__What to produce__
From the listing below, work out how many lines contain "notice"; the answer is that number and nothing more.

__Material to process__
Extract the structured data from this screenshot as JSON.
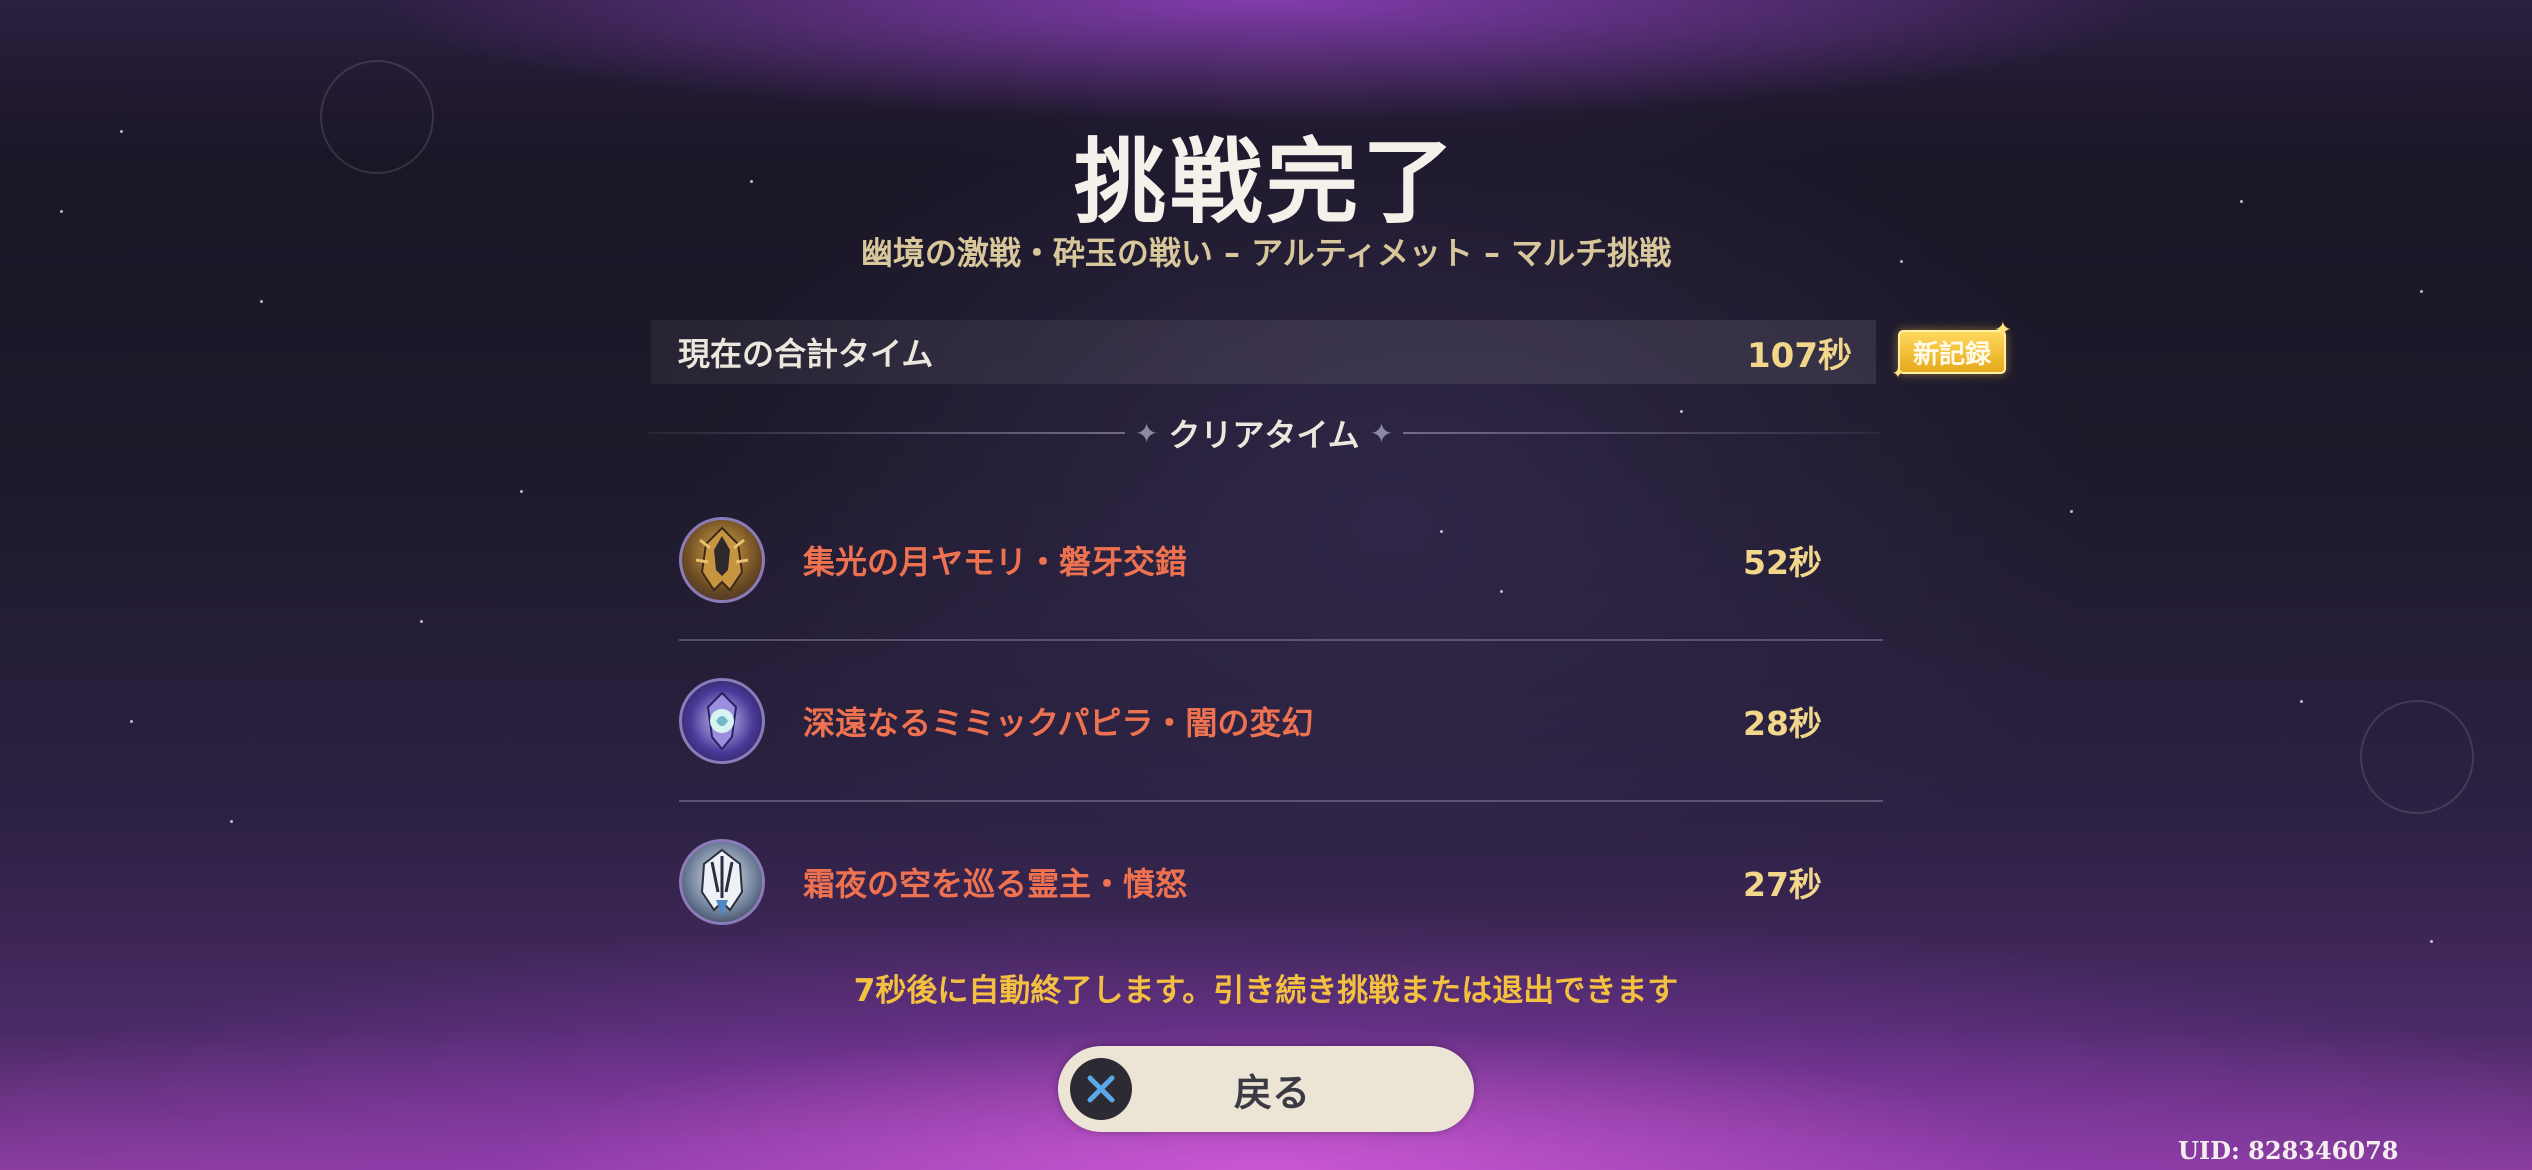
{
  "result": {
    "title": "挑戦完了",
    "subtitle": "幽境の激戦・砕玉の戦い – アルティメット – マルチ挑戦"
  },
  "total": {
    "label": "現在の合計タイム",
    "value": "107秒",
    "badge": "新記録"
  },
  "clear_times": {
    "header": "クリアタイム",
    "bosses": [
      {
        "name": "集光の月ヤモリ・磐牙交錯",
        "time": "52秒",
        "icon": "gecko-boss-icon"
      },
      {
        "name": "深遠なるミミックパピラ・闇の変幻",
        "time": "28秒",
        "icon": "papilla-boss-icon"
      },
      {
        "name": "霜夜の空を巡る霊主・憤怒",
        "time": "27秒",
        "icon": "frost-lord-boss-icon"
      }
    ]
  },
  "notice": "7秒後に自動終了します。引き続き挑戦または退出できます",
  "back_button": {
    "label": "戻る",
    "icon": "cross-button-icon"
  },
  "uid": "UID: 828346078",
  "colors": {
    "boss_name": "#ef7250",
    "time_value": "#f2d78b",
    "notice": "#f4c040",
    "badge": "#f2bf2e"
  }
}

__Exercise result__
2